Military ‘Borrows’ Civilian Mental Health Workers for Troops

WASHINGTON, June 4, 2008 – The Defense Department has partnered with the Department of Health and Human Services to offer more mental health professionals on military bases, officials announced at a Pentagon news conference today. Under the agreement with HHS’s Public Health Service, some 50 mental health practitioners will be detailed in the coming weeks to military bases throughout the United States to provide additional resources for military members and their families to seek treatment, Dr. S. Ward Casscells, assistant secretary of defense for health affairs, said.

Pentagon officials expect to detail to bases as many as 200 doctors, nurses, psychologists and social workers, as those professionals are identified, Casscells told reporters.

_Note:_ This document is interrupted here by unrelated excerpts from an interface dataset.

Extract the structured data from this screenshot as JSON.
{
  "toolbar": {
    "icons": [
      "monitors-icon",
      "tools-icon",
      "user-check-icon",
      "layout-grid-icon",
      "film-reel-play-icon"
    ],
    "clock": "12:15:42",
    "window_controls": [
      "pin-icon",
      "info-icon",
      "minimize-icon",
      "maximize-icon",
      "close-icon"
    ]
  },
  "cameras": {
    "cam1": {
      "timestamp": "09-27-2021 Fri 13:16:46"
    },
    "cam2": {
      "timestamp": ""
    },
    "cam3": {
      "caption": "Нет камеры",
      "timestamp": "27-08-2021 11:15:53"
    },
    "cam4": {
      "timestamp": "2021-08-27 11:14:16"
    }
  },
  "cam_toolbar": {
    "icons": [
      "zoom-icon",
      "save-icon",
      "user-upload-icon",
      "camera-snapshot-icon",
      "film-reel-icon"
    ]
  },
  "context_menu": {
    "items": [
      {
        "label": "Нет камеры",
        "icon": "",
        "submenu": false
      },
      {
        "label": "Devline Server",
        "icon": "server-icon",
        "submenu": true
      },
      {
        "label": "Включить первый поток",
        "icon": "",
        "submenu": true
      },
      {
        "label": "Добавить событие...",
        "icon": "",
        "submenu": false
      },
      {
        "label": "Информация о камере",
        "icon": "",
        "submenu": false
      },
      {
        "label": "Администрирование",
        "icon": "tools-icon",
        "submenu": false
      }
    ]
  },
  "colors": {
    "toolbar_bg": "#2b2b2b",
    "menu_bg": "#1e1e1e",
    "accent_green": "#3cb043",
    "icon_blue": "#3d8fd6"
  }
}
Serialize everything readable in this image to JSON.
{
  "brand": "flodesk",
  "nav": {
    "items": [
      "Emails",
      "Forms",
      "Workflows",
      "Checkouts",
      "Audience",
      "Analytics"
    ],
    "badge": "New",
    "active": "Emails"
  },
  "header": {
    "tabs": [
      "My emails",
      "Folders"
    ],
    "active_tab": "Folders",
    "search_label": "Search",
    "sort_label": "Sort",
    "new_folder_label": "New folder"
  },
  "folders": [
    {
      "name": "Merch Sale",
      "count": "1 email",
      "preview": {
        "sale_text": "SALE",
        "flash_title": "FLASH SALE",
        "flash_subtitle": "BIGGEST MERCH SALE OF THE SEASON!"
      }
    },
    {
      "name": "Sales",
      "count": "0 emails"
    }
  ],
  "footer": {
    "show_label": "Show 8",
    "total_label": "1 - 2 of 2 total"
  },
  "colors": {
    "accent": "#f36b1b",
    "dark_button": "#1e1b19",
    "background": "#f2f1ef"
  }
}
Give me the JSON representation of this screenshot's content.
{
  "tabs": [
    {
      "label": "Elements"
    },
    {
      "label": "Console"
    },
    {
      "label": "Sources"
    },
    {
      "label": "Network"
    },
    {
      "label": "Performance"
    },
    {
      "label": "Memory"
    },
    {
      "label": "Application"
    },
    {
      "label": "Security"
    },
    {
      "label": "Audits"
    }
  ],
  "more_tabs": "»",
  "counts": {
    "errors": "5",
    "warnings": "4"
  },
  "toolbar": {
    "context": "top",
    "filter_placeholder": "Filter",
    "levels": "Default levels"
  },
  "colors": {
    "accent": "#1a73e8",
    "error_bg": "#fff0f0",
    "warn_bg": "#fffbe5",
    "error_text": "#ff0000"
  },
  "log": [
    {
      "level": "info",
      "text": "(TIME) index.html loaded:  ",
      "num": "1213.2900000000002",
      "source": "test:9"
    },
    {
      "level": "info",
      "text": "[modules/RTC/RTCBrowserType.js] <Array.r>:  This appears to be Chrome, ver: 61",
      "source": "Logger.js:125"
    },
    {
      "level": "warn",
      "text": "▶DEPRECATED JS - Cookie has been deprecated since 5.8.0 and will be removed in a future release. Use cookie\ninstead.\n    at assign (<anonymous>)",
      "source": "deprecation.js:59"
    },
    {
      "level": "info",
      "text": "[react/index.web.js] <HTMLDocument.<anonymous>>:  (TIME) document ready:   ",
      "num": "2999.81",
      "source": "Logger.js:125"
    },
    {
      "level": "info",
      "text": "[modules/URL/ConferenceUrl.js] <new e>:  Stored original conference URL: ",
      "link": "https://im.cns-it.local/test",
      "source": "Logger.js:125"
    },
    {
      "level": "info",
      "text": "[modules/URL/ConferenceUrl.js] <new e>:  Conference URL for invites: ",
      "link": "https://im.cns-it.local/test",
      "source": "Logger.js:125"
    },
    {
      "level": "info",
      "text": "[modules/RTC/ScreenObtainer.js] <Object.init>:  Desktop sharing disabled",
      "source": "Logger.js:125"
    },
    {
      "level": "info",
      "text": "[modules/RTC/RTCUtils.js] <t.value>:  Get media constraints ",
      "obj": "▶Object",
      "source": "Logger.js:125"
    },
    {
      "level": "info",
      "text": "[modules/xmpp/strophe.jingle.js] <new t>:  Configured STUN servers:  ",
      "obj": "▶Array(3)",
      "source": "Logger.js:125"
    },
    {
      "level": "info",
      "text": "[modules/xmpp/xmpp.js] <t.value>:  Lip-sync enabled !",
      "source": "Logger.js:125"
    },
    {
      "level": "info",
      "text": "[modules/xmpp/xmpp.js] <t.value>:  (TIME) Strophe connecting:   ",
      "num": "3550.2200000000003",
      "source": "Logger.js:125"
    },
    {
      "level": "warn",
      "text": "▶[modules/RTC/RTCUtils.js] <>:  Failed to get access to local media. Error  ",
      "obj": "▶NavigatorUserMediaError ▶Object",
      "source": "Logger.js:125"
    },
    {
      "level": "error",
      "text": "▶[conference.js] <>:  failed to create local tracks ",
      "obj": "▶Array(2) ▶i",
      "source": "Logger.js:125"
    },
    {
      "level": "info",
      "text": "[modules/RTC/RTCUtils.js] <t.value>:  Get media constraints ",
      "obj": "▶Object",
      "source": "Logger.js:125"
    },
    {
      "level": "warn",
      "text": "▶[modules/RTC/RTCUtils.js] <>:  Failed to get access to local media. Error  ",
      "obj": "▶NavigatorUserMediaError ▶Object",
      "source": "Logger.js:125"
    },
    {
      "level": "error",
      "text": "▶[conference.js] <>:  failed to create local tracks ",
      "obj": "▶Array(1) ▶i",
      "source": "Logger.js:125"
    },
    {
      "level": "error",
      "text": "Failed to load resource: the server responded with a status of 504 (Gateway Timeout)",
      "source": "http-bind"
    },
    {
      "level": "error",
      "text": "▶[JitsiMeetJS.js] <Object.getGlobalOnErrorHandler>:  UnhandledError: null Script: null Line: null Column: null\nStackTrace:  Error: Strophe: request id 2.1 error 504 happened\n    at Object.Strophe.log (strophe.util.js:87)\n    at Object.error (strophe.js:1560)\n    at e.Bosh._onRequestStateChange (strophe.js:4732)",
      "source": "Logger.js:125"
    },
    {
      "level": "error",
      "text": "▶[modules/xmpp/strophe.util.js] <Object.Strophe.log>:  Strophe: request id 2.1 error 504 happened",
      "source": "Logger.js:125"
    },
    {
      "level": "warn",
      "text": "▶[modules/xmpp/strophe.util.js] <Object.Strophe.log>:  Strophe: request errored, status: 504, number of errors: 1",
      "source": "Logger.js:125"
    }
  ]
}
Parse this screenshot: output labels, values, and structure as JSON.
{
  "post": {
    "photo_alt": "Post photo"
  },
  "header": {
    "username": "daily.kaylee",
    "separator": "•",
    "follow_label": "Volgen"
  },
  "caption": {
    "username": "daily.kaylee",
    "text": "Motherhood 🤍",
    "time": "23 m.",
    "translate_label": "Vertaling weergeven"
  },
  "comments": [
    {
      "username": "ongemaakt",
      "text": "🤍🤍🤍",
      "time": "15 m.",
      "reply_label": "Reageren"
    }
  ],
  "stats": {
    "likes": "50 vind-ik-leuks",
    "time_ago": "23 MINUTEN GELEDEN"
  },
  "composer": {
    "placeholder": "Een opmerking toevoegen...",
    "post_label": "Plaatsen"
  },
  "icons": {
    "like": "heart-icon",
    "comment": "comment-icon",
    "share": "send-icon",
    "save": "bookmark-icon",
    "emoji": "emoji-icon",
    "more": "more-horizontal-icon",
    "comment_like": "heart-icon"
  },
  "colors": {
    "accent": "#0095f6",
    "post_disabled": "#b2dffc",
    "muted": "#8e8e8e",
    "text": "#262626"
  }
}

The agreement was months in the works, as the military became increasingly “overwhelmed” by the need for mental health professionals due to operations in Iraq and Afghanistan, Casscells said. “We’ve been in ‘beg, borrow and steal’ mode, but it’s no crime to borrow from the Public Health Service, and we will give them back,” he said. “During a time of war, there is enormous need. Today, the cavalry riding to the rescue is the Public Health Service.”

Casscells noted a longstanding shortage of mental health workers, not just in the military, but also among civilian facilities nationwide. Such a shortage is particularly problematic in mental health, he explained, as successful treatment is built around a trusted and understanding relationship between the provider and the patient. With mental health services, “a person may legitimately say they only want a woman” counselor or make some other personal request, he said.

“This is the most sensitive and most personal form of health care,” said Casscells, a cardiologist. “The right counselor is worth his or her weight in gold. It’s hard to find that hand-in-glove fit. So, people need choices [in mental health professionals], and you need a lot of people to provide those choices.”

Casscells recently returned from an eight-day trip to Afghanistan, where he traveled the country talking to U.S. servicemembers about health care. Troops from one unit were particularly nervous about losing a popular military psychologist who soon would be redeployed, he said. “You could fill the billet and it still may not be the right person” for servicemembers to receive effective counseling, he said.

The mental health professionals will not all be doctors, but they must be skilled listeners with advanced training who understand the military, Casscells said. Some will be former military members, he said.

“I love the fact that we’ll have counselors who have not been over there and who have not been in uniform, because that gives a second opinion,” Casscells said. “These people are going to be good for the military. They’re going to come in and ask questions and chafe at the bureaucracy.”

The practitioners will provide medical services in psychiatry and neurology, including speech and behavioral therapy, and a host of psychological services including individual, family and group counseling, said Dr. Joxel Garcia, assistant secretary for health at HHS, who holds an admiral’s commission in the Public Health Service.

The agreement with the Defense Department is one of seven such partnerships in which the Public Health Service is reaching out to raise public awareness and services for mental health treatment, he said.

“This is not only to help veterans returning from conflict, but will also become a model for our nation,” Garcia said. “We learned a lot after 9/11. This is a science that is developing.”

Because servicemembers historically are reluctant to disclose mental health problems, it is hard to quantify the demand for services. In one post-deployment survey, 20 percent of combat troops reported having some mental health problems, said Ellen P. Embrey, DoD’s deputy assistant secretary for force health protection and readiness.

The agreement coincides with a Defense Department effort to decrease the stigma associated with mental health treatment, an effort Casscells said is working.

“Everyone in this building — and not just doctors, even hard-line leaders — are talking a lot about who is really ready” to go to combat and how they are doing while they’re there, he said. “There’s clearly been a change in the minds of the combatant leaders on this issue.”

The program will mark the first major effort at trying to prevent mental health problems among U.S. military members, Embrey said. “We are focused on education. We would like to prevent [mental health problems] from happening in the first place.”